=== Task to carry out ===
Every line of the data below is to be given again as it appears, with the images removed.

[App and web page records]
§

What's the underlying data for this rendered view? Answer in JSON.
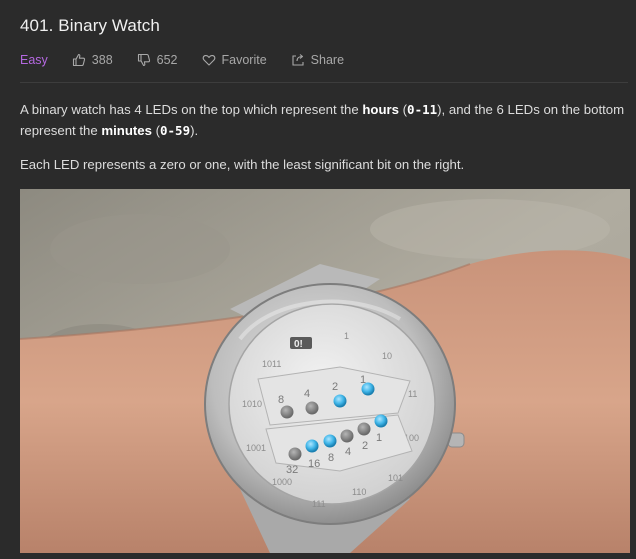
{
  "problem": {
    "title": "401. Binary Watch",
    "difficulty": "Easy",
    "likes": "388",
    "dislikes": "652",
    "favorite_label": "Favorite",
    "share_label": "Share"
  },
  "description": {
    "p1_before_hours": "A binary watch has 4 LEDs on the top which represent the ",
    "hours_word": "hours",
    "hours_open": " (",
    "hours_range": "0-11",
    "mid_text": "), and the 6 LEDs on the bottom represent the ",
    "minutes_word": "minutes",
    "minutes_open": " (",
    "minutes_range": "0-59",
    "p1_end": ").",
    "p2": "Each LED represents a zero or one, with the least significant bit on the right."
  },
  "watch_face": {
    "hour_labels": [
      "8",
      "4",
      "2",
      "1"
    ],
    "minute_labels": [
      "32",
      "16",
      "8",
      "4",
      "2",
      "1"
    ],
    "ring_labels": [
      "1011",
      "1010",
      "1001",
      "1000",
      "111",
      "110",
      "101",
      "100",
      "11",
      "10",
      "1"
    ],
    "brand_logo": "0!"
  },
  "colors": {
    "background": "#2b2b2b",
    "difficulty": "#b468e0",
    "muted_text": "#a8a8a8",
    "led_on": "#3fb5e8",
    "led_off": "#8a8a8a"
  },
  "icons": {
    "like": "thumbs-up-icon",
    "dislike": "thumbs-down-icon",
    "favorite": "heart-icon",
    "share": "share-icon"
  }
}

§

=== Answer to the problem ===
What's the underlying data for this rendered view? Answer in JSON.
{
  "problem": {
    "title": "401. Binary Watch",
    "difficulty": "Easy",
    "likes": "388",
    "dislikes": "652",
    "favorite_label": "Favorite",
    "share_label": "Share"
  },
  "description": {
    "p1_before_hours": "A binary watch has 4 LEDs on the top which represent the ",
    "hours_word": "hours",
    "hours_open": " (",
    "hours_range": "0-11",
    "mid_text": "), and the 6 LEDs on the bottom represent the ",
    "minutes_word": "minutes",
    "minutes_open": " (",
    "minutes_range": "0-59",
    "p1_end": ").",
    "p2": "Each LED represents a zero or one, with the least significant bit on the right."
  },
  "watch_face": {
    "hour_labels": [
      "8",
      "4",
      "2",
      "1"
    ],
    "minute_labels": [
      "32",
      "16",
      "8",
      "4",
      "2",
      "1"
    ],
    "ring_labels": [
      "1011",
      "1010",
      "1001",
      "1000",
      "111",
      "110",
      "101",
      "100",
      "11",
      "10",
      "1"
    ],
    "brand_logo": "0!"
  },
  "colors": {
    "background": "#2b2b2b",
    "difficulty": "#b468e0",
    "muted_text": "#a8a8a8",
    "led_on": "#3fb5e8",
    "led_off": "#8a8a8a"
  },
  "icons": {
    "like": "thumbs-up-icon",
    "dislike": "thumbs-down-icon",
    "favorite": "heart-icon",
    "share": "share-icon"
  }
}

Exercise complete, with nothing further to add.